‘The Leftovers’ Creator Damon Lindelof Said the Ending of the Series Felt ‘Really Delicious’
The best TV shows never fail to keep us all invested until the very end, but they nearly always miss the mark when it comes to how we all envision the series to end. This is probably the case because fans hate to see their favorite shows end, and everyone has a different ending in mind for themselves.
This is particularly the case with Damon Lindelof and his famous work The Leftovers. Not only do viewers get a ‘really delicious’ ending that keeps fans guessing, but a similar ending once scarred Lindelof in the past with another big series.
The premise of ‘The Leftovers’
Coming back to the TV industry with a point to prove and redemption in mind, Lindelof introduced supernatural fans to a new series called The Leftovers in 2014. Just three years earlier, an event called the ‘Sudden Departure’ wiped out 2% of the population.
Upon its third anniversary, the main characters (police chief Kevin Garvey, his family, Nora Durst, her brother, and Reverend Matt Jamison) struggle to come to terms with what happened and adjust their lives after the event.
The ending of ‘The Leftovers’ keeps the audience guessing
[SPOILER] In the series finale that hit the screens in 2017, Kevin Garvey and Nora reunite more than a decade later find the two lovers’ connection stronger than ever. Nora claims she was successfully transported to an alternate reality, and Kevin admits he never stopped searching for her since her disappearance — he also refuses ever to leave her again.
According to DigitalSpy, Justin Theroux (plays Kevin Garvey) revealed his own theory. “My theory is she’s lying to me, and she didn’t go to this other place, and she’s using that to try and get me to leave.”
According to Vulture, Lindelof couldn’t help but leave the series with a bit of mystery and ambiguity again. “That all felt really delicious,” they report Lindelof saying, “but I also kind of realized I was going to get crucified [for once again leaving the audience guessing].”
They add that he decided it was much better to be memorable than cautious when it came to his work. “Twenty years from now, if people are still talking about The Leftovers in any context, even as a cautionary tale, that’s a huge accomplishment.”
This isn’t the first time Lindelof set people off with a series ending
If you’re familiar with Lindelof and his most famous work, then you already know about a similar hit series that captivated hundreds of thousands of viewers since the beginning, only to end with too many unanswered questions — LOST.
Since the Oceanic flight 815 plane crashed in the first episode, dozens of our favorite characters fight (and overcome, for some) their own personal struggles while navigating an island full of its own demons and secrets.

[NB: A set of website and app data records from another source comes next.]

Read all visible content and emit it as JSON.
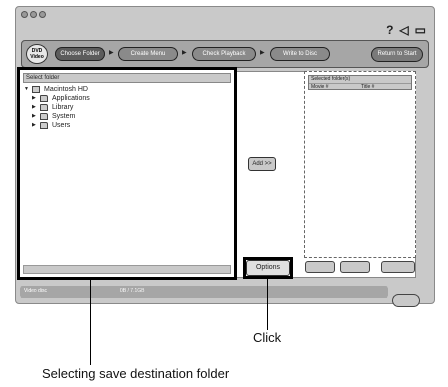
{
  "toolbar": {
    "logo_top": "DVD",
    "logo_bottom": "Video",
    "steps": [
      "Choose Folder",
      "Create Menu",
      "Check Playback",
      "Write to Disc"
    ],
    "return_label": "Return to Start"
  },
  "help_icon": "?",
  "folder_panel": {
    "header": "Select folder",
    "tree": [
      {
        "label": "Macintosh HD",
        "expanded": true,
        "icon": "disk-icon"
      },
      {
        "label": "Applications",
        "expanded": false,
        "icon": "folder-icon"
      },
      {
        "label": "Library",
        "expanded": false,
        "icon": "folder-icon"
      },
      {
        "label": "System",
        "expanded": false,
        "icon": "folder-icon"
      },
      {
        "label": "Users",
        "expanded": false,
        "icon": "folder-icon"
      }
    ]
  },
  "add_button": "Add >>",
  "selected_panel": {
    "header": "Selected folder(s)",
    "col1": "Movie #",
    "col2": "Title #"
  },
  "options_button": "Options",
  "status_bar": {
    "left": "Video disc",
    "middle": "0B / 7.1GB"
  },
  "callouts": {
    "click": "Click",
    "selecting": "Selecting save destination folder"
  }
}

[SPOILER] The ending, however, saw Walt, Sawyer, Kate, and Claire flying off the Island. Rose and Hurley remaining on the island (nearly 15 others presumably alive but unconfirmed), and Jack closing his eyes to die with Vincent beside him. Even more, they’re all also together in a church (the ones presumably alive and not), hugging and laughing — and finally, they sit down and maybe go into the light together?
What does this mean for the whole series? Fans only have a collection of theories without any real answers. And it looks like that’s creator Damon Lindelof’s favorite way to end his shows — everyone guessing but no one really knowing what the heck happened. It’s not a bad idea, really. After all, aren’t most of us still talking about the LOST ending more than a decade later?